** Task requirements **
Find every line in the data that contains the word "title". Return each of those lines.
Records for this task START
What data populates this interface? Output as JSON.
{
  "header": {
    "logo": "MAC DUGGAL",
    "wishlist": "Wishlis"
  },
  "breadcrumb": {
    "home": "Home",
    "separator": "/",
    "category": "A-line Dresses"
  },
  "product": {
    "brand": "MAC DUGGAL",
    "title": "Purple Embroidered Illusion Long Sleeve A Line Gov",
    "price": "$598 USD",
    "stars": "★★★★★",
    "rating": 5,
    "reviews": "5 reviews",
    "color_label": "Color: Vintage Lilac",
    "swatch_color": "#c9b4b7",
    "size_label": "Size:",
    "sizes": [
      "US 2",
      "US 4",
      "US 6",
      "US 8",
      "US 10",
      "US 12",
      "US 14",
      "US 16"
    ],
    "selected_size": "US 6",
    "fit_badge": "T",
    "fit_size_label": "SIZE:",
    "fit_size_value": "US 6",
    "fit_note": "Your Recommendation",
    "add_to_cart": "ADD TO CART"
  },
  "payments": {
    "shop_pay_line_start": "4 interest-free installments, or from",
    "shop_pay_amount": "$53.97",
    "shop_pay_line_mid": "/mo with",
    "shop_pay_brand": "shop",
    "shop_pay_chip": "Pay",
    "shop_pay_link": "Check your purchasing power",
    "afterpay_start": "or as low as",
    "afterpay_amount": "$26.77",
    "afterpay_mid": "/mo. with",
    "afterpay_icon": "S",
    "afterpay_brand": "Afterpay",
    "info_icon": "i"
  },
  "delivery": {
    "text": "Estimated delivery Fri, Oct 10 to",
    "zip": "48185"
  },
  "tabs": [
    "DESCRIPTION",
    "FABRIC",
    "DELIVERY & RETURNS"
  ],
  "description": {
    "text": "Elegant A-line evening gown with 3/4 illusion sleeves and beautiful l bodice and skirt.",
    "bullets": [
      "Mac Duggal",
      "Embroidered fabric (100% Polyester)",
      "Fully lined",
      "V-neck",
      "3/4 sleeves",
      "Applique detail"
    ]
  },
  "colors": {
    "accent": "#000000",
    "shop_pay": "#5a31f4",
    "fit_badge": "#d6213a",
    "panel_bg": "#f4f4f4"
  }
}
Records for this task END
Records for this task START
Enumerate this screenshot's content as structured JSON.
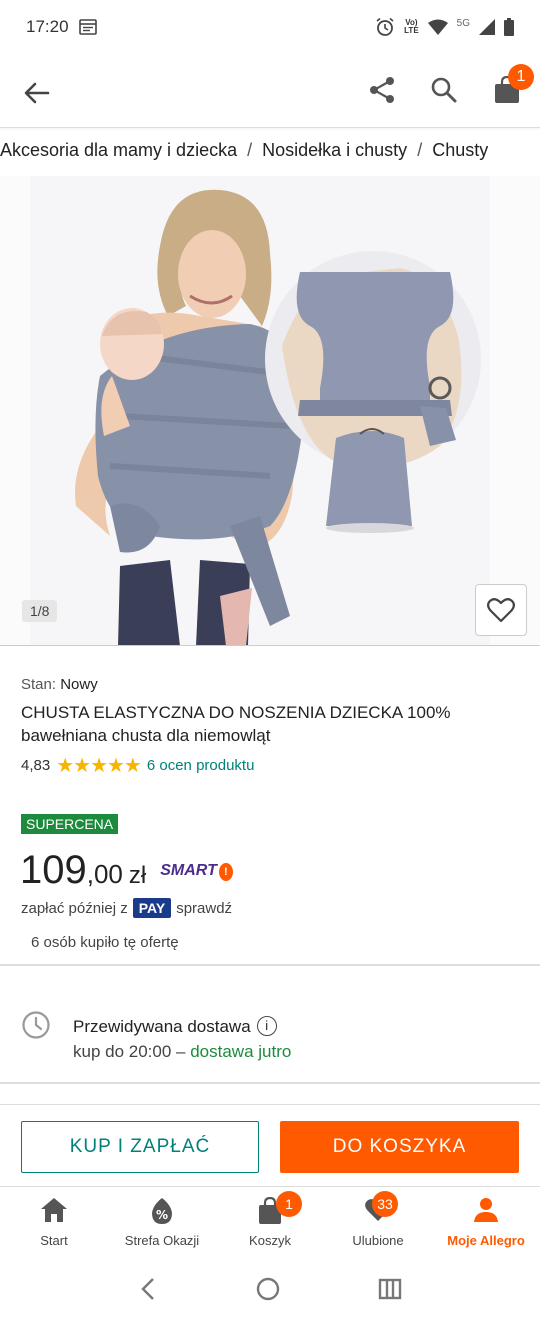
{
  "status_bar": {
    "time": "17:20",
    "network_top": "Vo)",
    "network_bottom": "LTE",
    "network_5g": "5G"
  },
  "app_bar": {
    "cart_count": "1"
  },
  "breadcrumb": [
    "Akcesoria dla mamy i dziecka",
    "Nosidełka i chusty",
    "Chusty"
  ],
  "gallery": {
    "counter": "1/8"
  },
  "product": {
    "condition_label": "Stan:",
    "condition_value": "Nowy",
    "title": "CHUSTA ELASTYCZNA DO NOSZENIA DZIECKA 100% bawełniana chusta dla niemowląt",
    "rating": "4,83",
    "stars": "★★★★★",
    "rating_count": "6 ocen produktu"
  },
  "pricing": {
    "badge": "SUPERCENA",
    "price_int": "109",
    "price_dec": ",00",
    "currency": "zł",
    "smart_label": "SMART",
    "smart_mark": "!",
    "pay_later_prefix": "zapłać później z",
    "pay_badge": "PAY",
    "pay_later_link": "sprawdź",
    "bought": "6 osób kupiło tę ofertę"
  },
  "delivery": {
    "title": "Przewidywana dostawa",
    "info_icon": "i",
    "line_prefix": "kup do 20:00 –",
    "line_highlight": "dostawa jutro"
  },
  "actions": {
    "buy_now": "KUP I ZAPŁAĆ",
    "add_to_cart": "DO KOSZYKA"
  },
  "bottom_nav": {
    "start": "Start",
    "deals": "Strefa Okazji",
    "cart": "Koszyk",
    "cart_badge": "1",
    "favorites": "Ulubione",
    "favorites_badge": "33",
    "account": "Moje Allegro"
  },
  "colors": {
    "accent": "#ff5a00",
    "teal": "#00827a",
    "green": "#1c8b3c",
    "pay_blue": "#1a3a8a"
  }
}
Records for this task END
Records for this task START
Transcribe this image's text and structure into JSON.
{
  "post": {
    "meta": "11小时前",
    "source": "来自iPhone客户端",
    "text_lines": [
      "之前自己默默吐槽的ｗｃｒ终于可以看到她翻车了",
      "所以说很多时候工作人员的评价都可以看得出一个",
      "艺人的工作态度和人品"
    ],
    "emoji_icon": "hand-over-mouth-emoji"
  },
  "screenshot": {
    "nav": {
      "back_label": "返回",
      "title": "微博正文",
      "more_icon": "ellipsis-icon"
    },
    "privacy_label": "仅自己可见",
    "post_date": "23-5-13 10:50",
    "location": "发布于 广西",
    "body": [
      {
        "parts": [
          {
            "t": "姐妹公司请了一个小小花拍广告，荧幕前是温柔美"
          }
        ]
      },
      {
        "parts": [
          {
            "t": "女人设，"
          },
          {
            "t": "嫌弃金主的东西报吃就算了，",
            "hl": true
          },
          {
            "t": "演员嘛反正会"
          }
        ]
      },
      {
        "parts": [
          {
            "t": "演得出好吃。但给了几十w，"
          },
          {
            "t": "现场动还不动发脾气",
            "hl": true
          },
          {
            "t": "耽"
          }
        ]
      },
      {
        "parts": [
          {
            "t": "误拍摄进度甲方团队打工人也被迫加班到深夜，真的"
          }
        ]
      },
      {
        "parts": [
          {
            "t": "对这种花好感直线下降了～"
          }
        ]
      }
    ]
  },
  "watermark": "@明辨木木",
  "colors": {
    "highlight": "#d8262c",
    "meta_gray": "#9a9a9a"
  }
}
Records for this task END
** Written answer **
    "title": "Purple Embroidered Illusion Long Sleeve A Line Gov",
    "title": "CHUSTA ELASTYCZNA DO NOSZENIA DZIECKA 100% bawełniana chusta dla niemowląt",
    "title": "Przewidywana dostawa",
      "title": "微博正文",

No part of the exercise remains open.